Why is Python slower than R.

Hello consuli,

thanks for the interesting contribution. Can you describe a little more precisely what kind of data set your R was overwhelmed with? Of course, I agree with you that R has been created for typical statistical problems (we have only examined a small sample and still want to derive general statements) and not for big data questions (how do I master all the data and separate the important from the unimportant) .

Since I never deal with large data sets myself, I have to ask again. Your example with 1 million customers to whom data from two other databases have to be joined doesn't sound that big at first. I would now have thought that R's own merge would manage it and the data.table on top of it would only laugh about it for a moment. But it seems that your example is more complex or extensive than it sounds in the brief description?

Of course, the canonical answer to the problem is: Let the DBMS do joins of data in the DBMS. I'm pretty sure that this is also the answer for the main competitor Python, but as a C ++ programmer you would probably also prefer to do it in SQL. Seen in this way, it does not speak against R as the currently best statistical solution.

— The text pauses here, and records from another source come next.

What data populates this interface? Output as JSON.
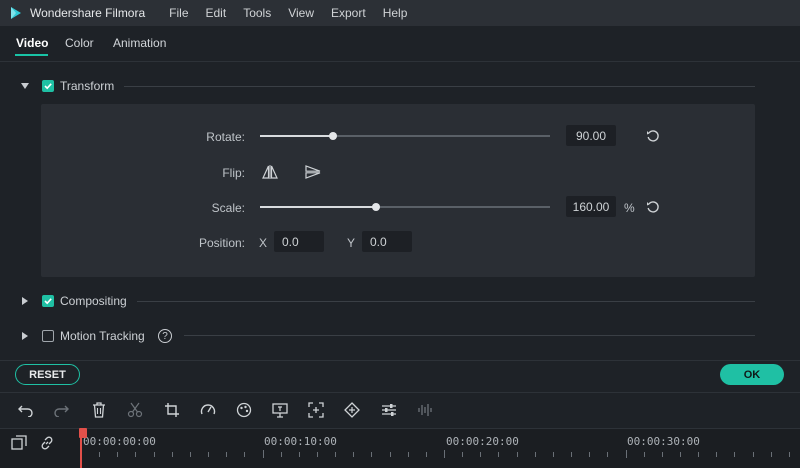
{
  "app": {
    "title": "Wondershare Filmora"
  },
  "menu": [
    "File",
    "Edit",
    "Tools",
    "View",
    "Export",
    "Help"
  ],
  "tabs": [
    "Video",
    "Color",
    "Animation"
  ],
  "active_tab": "Video",
  "colors": {
    "accent": "#1fc0a4",
    "playhead": "#e2504a",
    "panel": "#2a2e34",
    "background": "#1e2227"
  },
  "sections": {
    "transform": {
      "label": "Transform",
      "checked": true,
      "expanded": true
    },
    "compositing": {
      "label": "Compositing",
      "checked": true,
      "expanded": false
    },
    "motion_tracking": {
      "label": "Motion Tracking",
      "checked": false,
      "expanded": false,
      "help": "?"
    }
  },
  "transform": {
    "rotate": {
      "label": "Rotate:",
      "value": "90.00",
      "slider_fraction": 0.25
    },
    "flip": {
      "label": "Flip:",
      "icons": [
        "flip-horizontal-icon",
        "flip-vertical-icon"
      ]
    },
    "scale": {
      "label": "Scale:",
      "value": "160.00",
      "unit": "%",
      "slider_fraction": 0.4
    },
    "position": {
      "label": "Position:",
      "x_label": "X",
      "x_value": "0.0",
      "y_label": "Y",
      "y_value": "0.0"
    }
  },
  "buttons": {
    "reset": "RESET",
    "ok": "OK"
  },
  "toolbar_icons": [
    "undo-icon",
    "redo-icon",
    "delete-icon",
    "cut-icon",
    "crop-icon",
    "speed-icon",
    "color-icon",
    "freeze-frame-icon",
    "zoom-icon",
    "keyframe-icon",
    "adjust-icon",
    "audio-icon"
  ],
  "timeline": {
    "timecodes": [
      "00:00:00:00",
      "00:00:10:00",
      "00:00:20:00",
      "00:00:30:00"
    ]
  }
}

consuli wrote:Then there are further technical programming restrictions that R is not a strictly structured object-oriented programming language

This is a very good indication, because it is of course a clear difference to the main competitor Python. Object orientation is R is solved in a very unusual way and the fact that there are two or three different object orientation systems is annoying (has Hadley Wickham actually already developed an object system for R? Maybe {tidy_obj}?). Python is designed from the ground up to be object-oriented and does it very nicely without becoming overly complex. Maybe it just seems like that to me because the penny for object orientation only fell with Python. But I also remember discussions that for some Java fans the object orientation of Python was not strict enough (encapsulation was the keyword, IIRC, but I can't get it right any more in detail). That already indicates that object orientation is also a matter of taste. Personally, I find that object orientation can quickly be overdone and that it is not necessary for projects of low and medium complexity, and who really writes extensive projects in a statistical language?

and does not allow GUI programming.

And I fully agree with you. You cannot write programs in R that look to ordinary users like programs will look like in this century. I think that the shiny hype has something to do with the fact that you can finally present something colorful that reacts to the mouse. But maybe I only underestimate Shiny because I haven't really looked at it enough. In any case, I don't see the bonus of Python in possible speed gains but in the fact that it is suitable both as a general purpose language and as a statistical and machine learning language. If anything, it could pull me in that direction at some point. At the moment, however, nothing is moving.

Otherwise, R suffers from the burden of its age. A lot of garbage has accumulated. A fresh, young, new language to be created could clear up some of the syntax (is it na.rm = TRUE or omit.na = TRUE or method = "rm.na" or ...). Instead of standardization and simplification, however, the trend in R goes in a different direction. Hadley Wickham is currently persuading the community that the smallest meaningful data form is not the vector but the data frame, that functions must always have the data frame to be processed as the first argument, because then everything fits so nicely with the pipe that people now also assign in vignettes use their packages where they don't belong and you produce a number of coding styles that clearly contradict each other and for the most part are not based on earlier common usage (the period in variable and function names is extremely common in old functions and arguments, now should it be replaced by the underscore because people with a C ++, Java and Python background would otherwise get confused because it looks object-oriented to them? Little tip: These people can't learn early enough that object orientation looks different in R.)

All in all, R clearly wins for me at the moment. As jogo already wrote: Combination of fast programming in R and fast arithmetic in the parts that are implemented in FORTRAN and C.


Always program in such a way that the maxim of your programming style could be the basis of general legislation